Now, some of that £360k is going to people who are equally important in the process - editors, mainly, but also designers, typesetters etc. But a lot of it is going on the rent on the publisher's city-centre offices, corporate hospitality and shareholder profits, stuff in which an audience has no interest at all.

My point is not just that corporations are bloated and wasteful. I want to float an idea for an alternative model.

In times of yore, many IP creators (though no-one thought of them as such; they were 'artists', 'composers' etc.) were supported by patronage from the wealthy. Lords, kings and even sometimes high clergy would pay an artist's keep in exchange for the prestige of association and first call on the artist's services. Obviously, the system was far from perfect, but many of the greatest creators history has known benefitted from it.

Obviously, very few of us could hope to be patron to even a single IP creator. What I'm envisaging is a system of charitable 'patronage trusts', to which consumers could donate small amounts anually, and which would provide stipends to IP creators and cover publication expenses.
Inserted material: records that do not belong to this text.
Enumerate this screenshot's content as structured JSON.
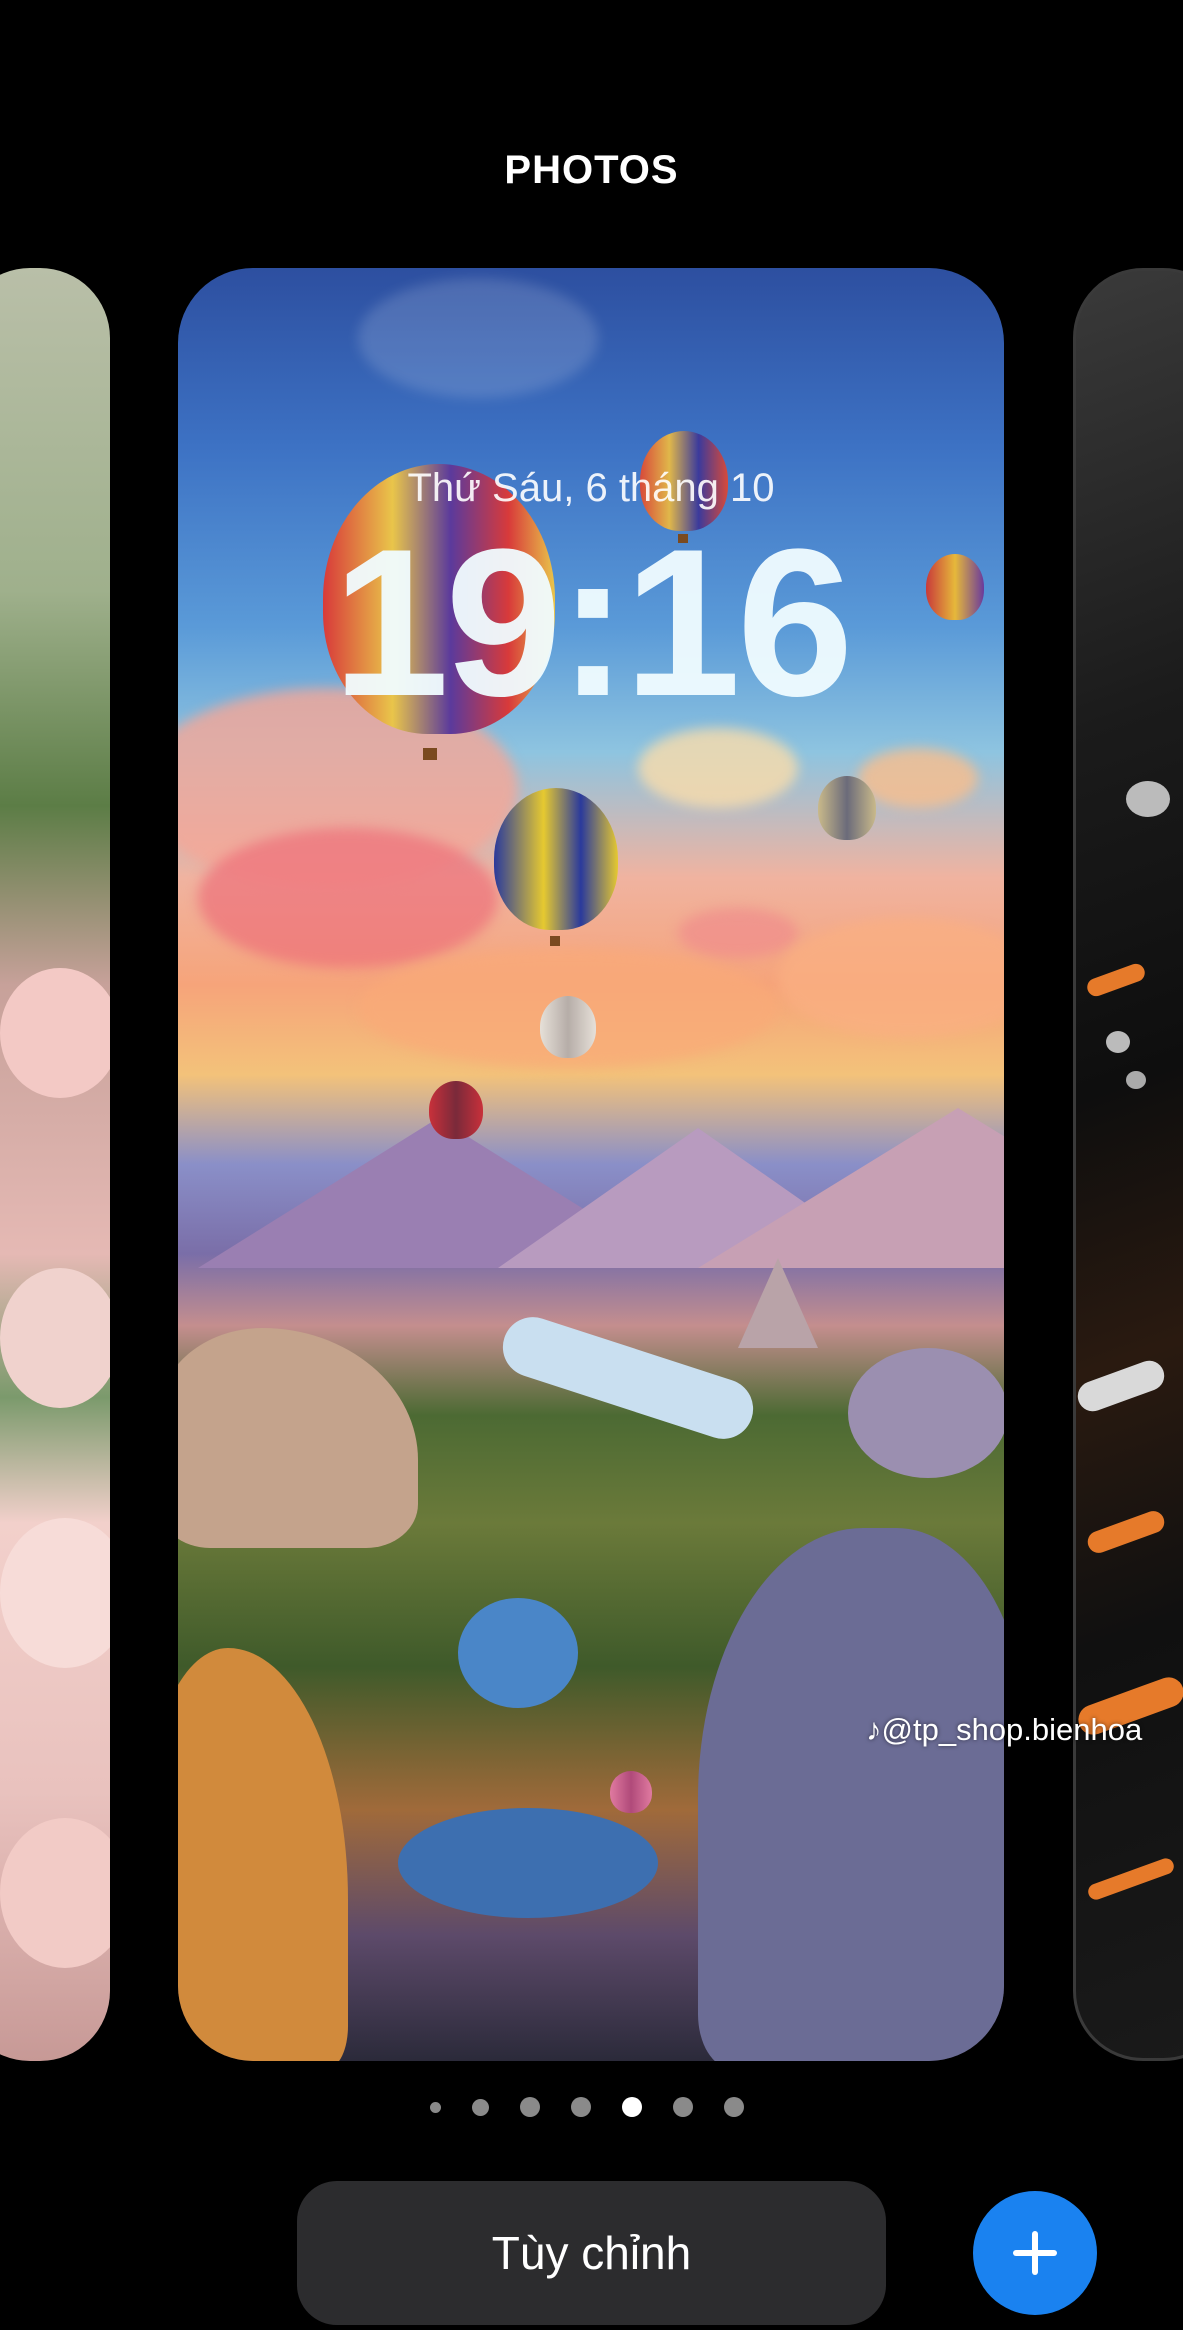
{
  "header": {
    "title": "PHOTOS"
  },
  "lockscreen": {
    "date": "Thứ Sáu, 6 tháng 10",
    "time": "19:16"
  },
  "watermark": {
    "text": "@tp_shop.bienhoa",
    "icon": "tiktok-icon"
  },
  "pagination": {
    "count": 7,
    "active_index": 4
  },
  "actions": {
    "customize_label": "Tùy chỉnh",
    "add_icon": "plus-icon"
  },
  "colors": {
    "accent": "#1a82f0",
    "button_bg": "#2c2c2e"
  }
}
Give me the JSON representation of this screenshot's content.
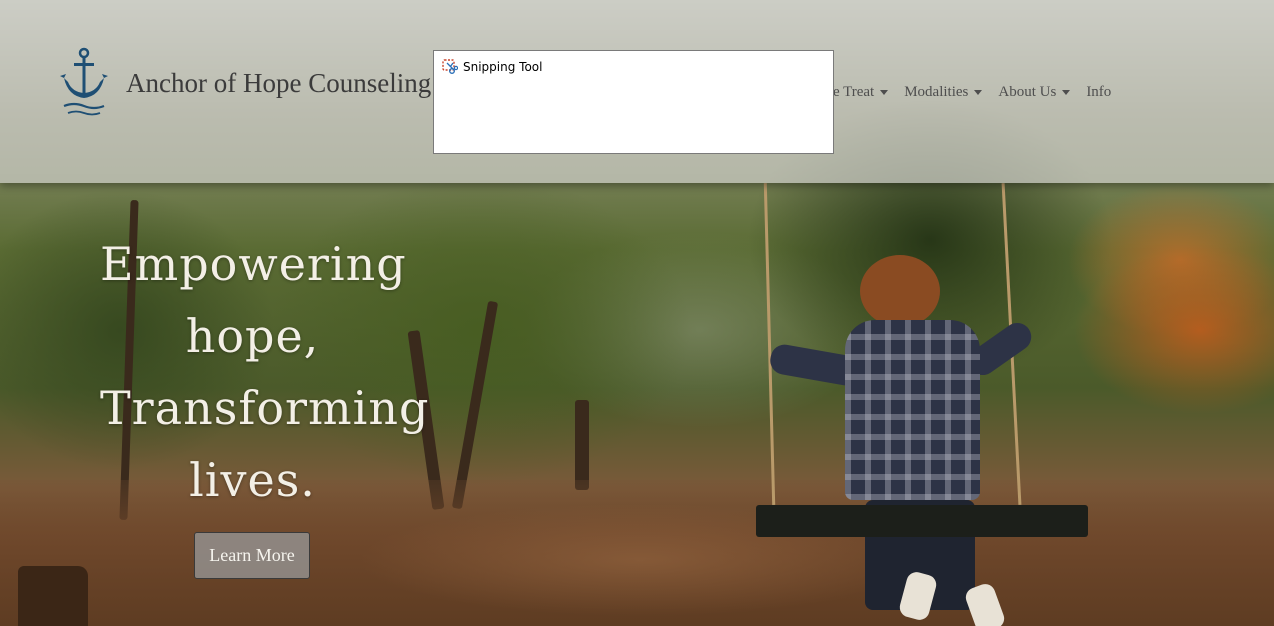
{
  "header": {
    "brand_title": "Anchor of Hope Counseling",
    "logo_icon": "anchor-icon",
    "nav": [
      {
        "label": "We Treat",
        "has_dropdown": true
      },
      {
        "label": "Modalities",
        "has_dropdown": true
      },
      {
        "label": "About Us",
        "has_dropdown": true
      },
      {
        "label": "Info",
        "has_dropdown": false
      }
    ]
  },
  "hero": {
    "headline_lines": [
      "Empowering",
      "hope,",
      "Transforming",
      "lives."
    ],
    "cta_label": "Learn More"
  },
  "popup": {
    "title": "Snipping Tool",
    "icon": "scissors-icon"
  },
  "colors": {
    "header_overlay": "#cdcdc8",
    "brand_text": "#3b3b3b",
    "hero_text": "#f3efe6",
    "anchor_blue": "#1f4f74"
  }
}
As an example, our £40k-a-year author could be supported by just 8,000 people giving £5 each once per year; costs on a per-book basis are difficult to estimate, but an extra couple of thousand supporters ought to cover it.
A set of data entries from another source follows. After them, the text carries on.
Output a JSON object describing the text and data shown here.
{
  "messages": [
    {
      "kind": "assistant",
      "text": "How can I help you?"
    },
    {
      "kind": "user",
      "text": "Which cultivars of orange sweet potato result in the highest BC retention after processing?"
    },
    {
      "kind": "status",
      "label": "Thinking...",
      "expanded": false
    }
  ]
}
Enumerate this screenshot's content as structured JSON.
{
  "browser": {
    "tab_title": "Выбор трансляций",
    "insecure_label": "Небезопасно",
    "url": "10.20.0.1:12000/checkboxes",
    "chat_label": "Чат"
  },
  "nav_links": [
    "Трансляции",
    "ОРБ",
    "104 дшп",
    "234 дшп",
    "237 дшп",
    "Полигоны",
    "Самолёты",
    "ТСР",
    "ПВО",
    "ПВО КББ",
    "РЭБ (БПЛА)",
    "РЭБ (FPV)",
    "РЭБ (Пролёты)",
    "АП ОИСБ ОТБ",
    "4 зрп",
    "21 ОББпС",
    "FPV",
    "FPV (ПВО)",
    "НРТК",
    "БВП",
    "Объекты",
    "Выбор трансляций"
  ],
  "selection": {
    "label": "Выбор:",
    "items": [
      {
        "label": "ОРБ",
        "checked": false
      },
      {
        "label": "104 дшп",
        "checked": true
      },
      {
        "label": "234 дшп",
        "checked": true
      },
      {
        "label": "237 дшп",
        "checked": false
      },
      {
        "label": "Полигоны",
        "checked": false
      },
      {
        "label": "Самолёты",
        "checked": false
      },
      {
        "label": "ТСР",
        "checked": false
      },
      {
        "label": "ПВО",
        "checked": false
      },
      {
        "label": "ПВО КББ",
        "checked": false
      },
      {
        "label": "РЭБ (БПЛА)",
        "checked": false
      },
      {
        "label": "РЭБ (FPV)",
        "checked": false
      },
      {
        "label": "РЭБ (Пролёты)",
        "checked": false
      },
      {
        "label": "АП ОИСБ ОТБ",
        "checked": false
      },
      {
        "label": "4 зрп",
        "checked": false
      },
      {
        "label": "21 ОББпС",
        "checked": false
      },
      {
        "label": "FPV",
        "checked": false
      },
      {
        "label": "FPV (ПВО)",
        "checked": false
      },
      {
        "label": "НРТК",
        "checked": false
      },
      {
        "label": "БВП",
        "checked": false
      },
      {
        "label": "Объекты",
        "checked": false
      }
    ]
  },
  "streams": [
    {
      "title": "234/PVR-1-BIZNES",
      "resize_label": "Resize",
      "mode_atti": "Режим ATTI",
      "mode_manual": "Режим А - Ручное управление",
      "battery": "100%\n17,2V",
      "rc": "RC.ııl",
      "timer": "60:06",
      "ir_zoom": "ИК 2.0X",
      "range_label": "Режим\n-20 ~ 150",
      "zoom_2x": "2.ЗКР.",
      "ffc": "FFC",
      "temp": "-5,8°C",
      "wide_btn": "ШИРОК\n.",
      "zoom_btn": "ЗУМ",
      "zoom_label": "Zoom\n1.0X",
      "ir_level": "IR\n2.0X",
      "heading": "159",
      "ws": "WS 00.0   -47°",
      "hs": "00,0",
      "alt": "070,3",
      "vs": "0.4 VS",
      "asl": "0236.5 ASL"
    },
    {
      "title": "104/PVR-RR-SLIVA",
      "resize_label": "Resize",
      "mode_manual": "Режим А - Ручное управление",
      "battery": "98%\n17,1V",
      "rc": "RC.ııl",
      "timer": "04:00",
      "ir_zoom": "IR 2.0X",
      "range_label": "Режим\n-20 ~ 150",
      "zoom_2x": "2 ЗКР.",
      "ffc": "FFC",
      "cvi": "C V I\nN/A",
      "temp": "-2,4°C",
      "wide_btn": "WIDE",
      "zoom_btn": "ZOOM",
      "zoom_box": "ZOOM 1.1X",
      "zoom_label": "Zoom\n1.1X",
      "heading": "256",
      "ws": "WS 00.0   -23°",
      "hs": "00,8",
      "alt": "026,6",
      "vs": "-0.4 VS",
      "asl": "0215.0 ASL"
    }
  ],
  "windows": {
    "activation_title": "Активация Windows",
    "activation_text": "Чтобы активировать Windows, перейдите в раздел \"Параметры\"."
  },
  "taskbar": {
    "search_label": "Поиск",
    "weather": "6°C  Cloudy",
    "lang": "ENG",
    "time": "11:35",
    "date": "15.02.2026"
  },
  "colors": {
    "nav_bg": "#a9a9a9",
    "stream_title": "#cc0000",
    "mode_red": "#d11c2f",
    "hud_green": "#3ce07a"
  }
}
Creators would apply to trusts for part or whole stipends on a model somewhere between applying for a regular job and applying for the kind of government and/or charitable grants that support many museums, theatres, academic research institutions and projects, and independent creative organisations. Trusts would have to operate on a fairly market-sensitive sort of basis, but without the burden of a corporate infrastructure and shareholder dividends to pay.

To get around the piracy problem, trusts could offer the bulk of the work they support for free and provide premium services to subscribers - this is a model that works well for a number of webcomics, I know, though I don't know whether that holds good for experiments with it in other fields.

This is all just a vague proposal at the moment, and I don't really know what the first step in pursuing it might be (except, obviously, finding a flagship creator likely to be able to create enough attention to get the idea off the ground), but given how difficult it is to predict what the creative industries will look like in ten years' time (or even next month), it's worth some sort of experiment, surely?

1 comment:

  1. I think it behooves all IP Creators to start thinking of alternatives. My Dad was always fond of saying, "Play by the rules until you're in a position to change them. Then change them." I think the digital age has put us all in that position, so we'd best do something about it!